I am not an immigrant. There are relatively few of us who can say this, but I am one of the Native Americans that can make that claim. I remember the waves of immigrants who have washed over this country, not all honoring the people already living here. Nor have all of us treated them well in return. For this, I repent.
I was raised in a Dutch immigrant family. I sat in church pews twice every Sunday with my parents, grandparents, aunts, and uncles. As one family, we learned of God’s immeasurable love and call to show that love to the people of the world. I experienced what it means to be adopted in family and adopted by God. For this, I rejoice.
On Friday, January 27, President Trump called for a temporary halt to accepting thousands of refugees displaced by conflict — and in so doing, he potentially disrupts the clear and historic call of the church I serve and love. For this, I respond.
The Christian Reformed Church raised me to believe that following Jesus meant loving our neighbors as ourselves. It showed me how widely and inclusively Jesus defined our “neighbor.” It pushed me to measure my life based on the words of the prophet Micah: “What does the Lord require of you? To act justly, to love mercy, and to walk humbly with our God.”
And this community didn’t show me that in generalities: it did it specifically – by welcoming refugees.The first domestic program of World Renew was called the Good Samaritan Center. It began its ministry in Miami as a refuge for those fleeing persecution in Cuba.
We didn’t stop there. In the 1970s we welcomed people from Asia after the Vietnam War. In the 1980s, we welcomed those fleeing civil wars in Central America. In the 1990s, we welcomed Bosnians and Sudanese. Today, it is Burmese, Congolese, Rwandan, and Syrians. For decades, and from all over the globe, refugees have shaped, strengthened, changed, and blessed the Christian Reformed Church. We are a church that includes refugees. We are a church that welcomes refugees.

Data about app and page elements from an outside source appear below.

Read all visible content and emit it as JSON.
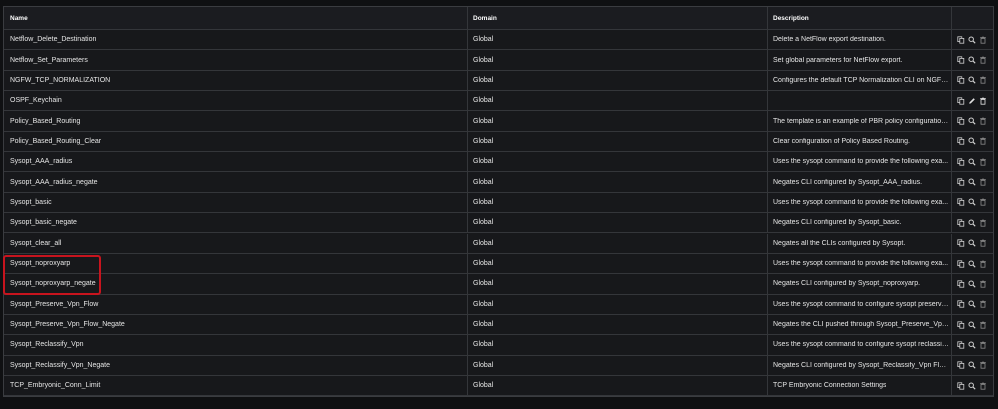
{
  "columns": {
    "name": "Name",
    "domain": "Domain",
    "description": "Description"
  },
  "rows": [
    {
      "name": "Netflow_Delete_Destination",
      "domain": "Global",
      "description": "Delete a NetFlow export destination.",
      "editable": false
    },
    {
      "name": "Netflow_Set_Parameters",
      "domain": "Global",
      "description": "Set global parameters for NetFlow export.",
      "editable": false
    },
    {
      "name": "NGFW_TCP_NORMALIZATION",
      "domain": "Global",
      "description": "Configures the default TCP Normalization CLI on NGFW.",
      "editable": false
    },
    {
      "name": "OSPF_Keychain",
      "domain": "Global",
      "description": "",
      "editable": true
    },
    {
      "name": "Policy_Based_Routing",
      "domain": "Global",
      "description": "The template is an example of PBR policy configuration....",
      "editable": false
    },
    {
      "name": "Policy_Based_Routing_Clear",
      "domain": "Global",
      "description": "Clear configuration of Policy Based Routing.",
      "editable": false
    },
    {
      "name": "Sysopt_AAA_radius",
      "domain": "Global",
      "description": "Uses the sysopt command to provide the following exa...",
      "editable": false
    },
    {
      "name": "Sysopt_AAA_radius_negate",
      "domain": "Global",
      "description": "Negates CLI configured by Sysopt_AAA_radius.",
      "editable": false
    },
    {
      "name": "Sysopt_basic",
      "domain": "Global",
      "description": "Uses the sysopt command to provide the following exa...",
      "editable": false
    },
    {
      "name": "Sysopt_basic_negate",
      "domain": "Global",
      "description": "Negates CLI configured by Sysopt_basic.",
      "editable": false
    },
    {
      "name": "Sysopt_clear_all",
      "domain": "Global",
      "description": "Negates all the CLIs configured by Sysopt.",
      "editable": false
    },
    {
      "name": "Sysopt_noproxyarp",
      "domain": "Global",
      "description": "Uses the sysopt command to provide the following exa...",
      "editable": false
    },
    {
      "name": "Sysopt_noproxyarp_negate",
      "domain": "Global",
      "description": "Negates CLI configured by Sysopt_noproxyarp.",
      "editable": false
    },
    {
      "name": "Sysopt_Preserve_Vpn_Flow",
      "domain": "Global",
      "description": "Uses the sysopt command to configure sysopt preserve ...",
      "editable": false
    },
    {
      "name": "Sysopt_Preserve_Vpn_Flow_Negate",
      "domain": "Global",
      "description": "Negates the CLI pushed through Sysopt_Preserve_Vpn_...",
      "editable": false
    },
    {
      "name": "Sysopt_Reclassify_Vpn",
      "domain": "Global",
      "description": "Uses the sysopt command to configure sysopt reclassify...",
      "editable": false
    },
    {
      "name": "Sysopt_Reclassify_Vpn_Negate",
      "domain": "Global",
      "description": "Negates CLI configured by Sysopt_Reclassify_Vpn Flex-...",
      "editable": false
    },
    {
      "name": "TCP_Embryonic_Conn_Limit",
      "domain": "Global",
      "description": "TCP Embryonic Connection Settings",
      "editable": false
    }
  ],
  "icons": {
    "copy": "copy-icon",
    "view": "search-icon",
    "edit": "pencil-icon",
    "delete": "trash-icon"
  },
  "colors": {
    "background": "#17181b",
    "highlight": "#c8141e",
    "text": "#e6e6e6"
  }
}
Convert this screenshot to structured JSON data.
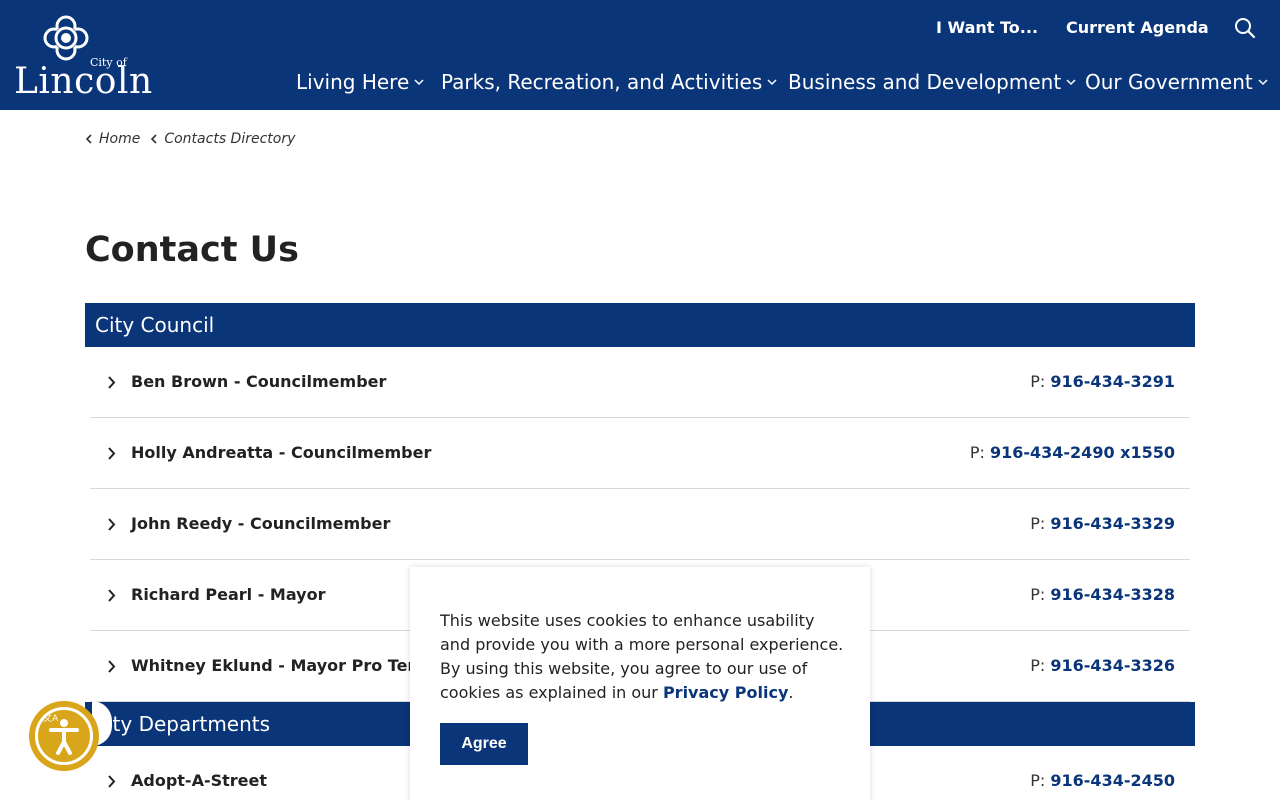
{
  "logo": {
    "city_of": "City of",
    "name": "Lincoln"
  },
  "utility_nav": {
    "want_to": "I Want To...",
    "agenda": "Current Agenda"
  },
  "main_nav": [
    {
      "label": "Living Here"
    },
    {
      "label": "Parks, Recreation, and Activities"
    },
    {
      "label": "Business and Development"
    },
    {
      "label": "Our Government"
    }
  ],
  "breadcrumb": {
    "home": "Home",
    "current": "Contacts Directory"
  },
  "page_title": "Contact Us",
  "sections": {
    "council": "City Council",
    "departments": "ity Departments"
  },
  "council_rows": [
    {
      "name": "Ben Brown - Councilmember",
      "phone_prefix": "P: ",
      "phone": "916-434-3291"
    },
    {
      "name": "Holly Andreatta - Councilmember",
      "phone_prefix": "P: ",
      "phone": "916-434-2490 x1550"
    },
    {
      "name": "John Reedy - Councilmember",
      "phone_prefix": "P: ",
      "phone": "916-434-3329"
    },
    {
      "name": "Richard Pearl - Mayor",
      "phone_prefix": "P: ",
      "phone": "916-434-3328"
    },
    {
      "name": "Whitney Eklund - Mayor Pro Tem",
      "phone_prefix": "P: ",
      "phone": "916-434-3326"
    }
  ],
  "department_rows": [
    {
      "name": "Adopt-A-Street",
      "phone_prefix": "P: ",
      "phone": "916-434-2450"
    }
  ],
  "cookie": {
    "text": "This website uses cookies to enhance usability and provide you with a more personal experience. By using this website, you agree to our use of cookies as explained in our ",
    "link": "Privacy Policy",
    "end": ".",
    "agree": "Agree"
  },
  "colors": {
    "brand": "#0b3579",
    "accessibility": "#d9a51a"
  },
  "icons": {
    "search": "search-icon",
    "accessibility": "accessibility-icon"
  }
}
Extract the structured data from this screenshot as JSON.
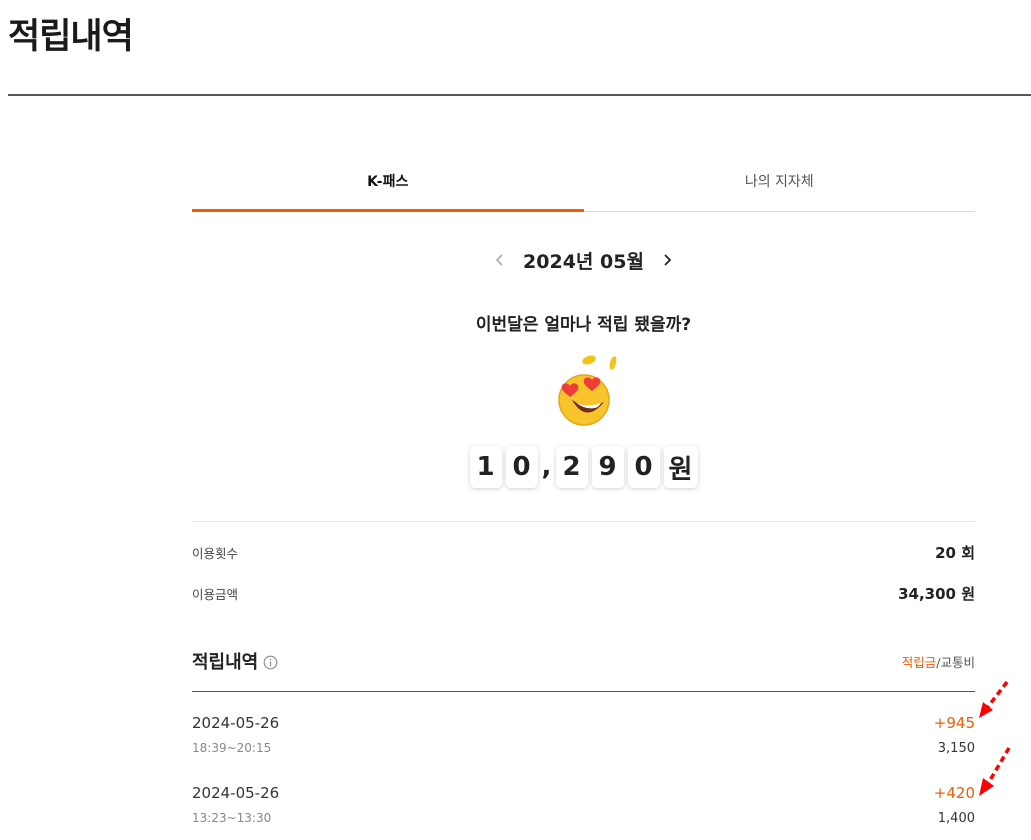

“…this community didn’t show me that in generalities: it did it specifically – by welcoming refugees.”
Refugee resettlement has become a difficult, even partisan issue. People are fearful and we understand how real those fears can be. We have also seen how stringently the United States government vets refugees prior to admittance into our country. This multi-year, multi-agency process has been a successful foundation of the church’s work in resettling refugees. We need not steer away from our calling now, in a time when we have such a great opportunity to care for the widow, the orphan, and the poor. We rejoice that our partner resettlement agencies have been flooded with offers to help; we want to walk alongside those who are seeking a new, peaceful beginning, away from the violence in their own countries.
It is time for our church, which marks itself by our history of hospitality, to use our voices for justice in this moment. Pray for President Trump to consider the poor. Urge the president to engage in dialogue with faith leaders and ministries who are at the heart of caring for the world’s displaced people.
Let our community keep doing what we’ve always done: discovering the face of Christ in “the stranger” who is seeking refuge. Matthew 25 makes clear that this is a mark of our faithfulness, that we should feed the hungry, quench their thirst, welcome the foreigner, clothe the exposed, tend to the sick, and befriend the prisoner.
I believe this is a clear, crucial time for the church. I hope we will answer the call to stand with refugees.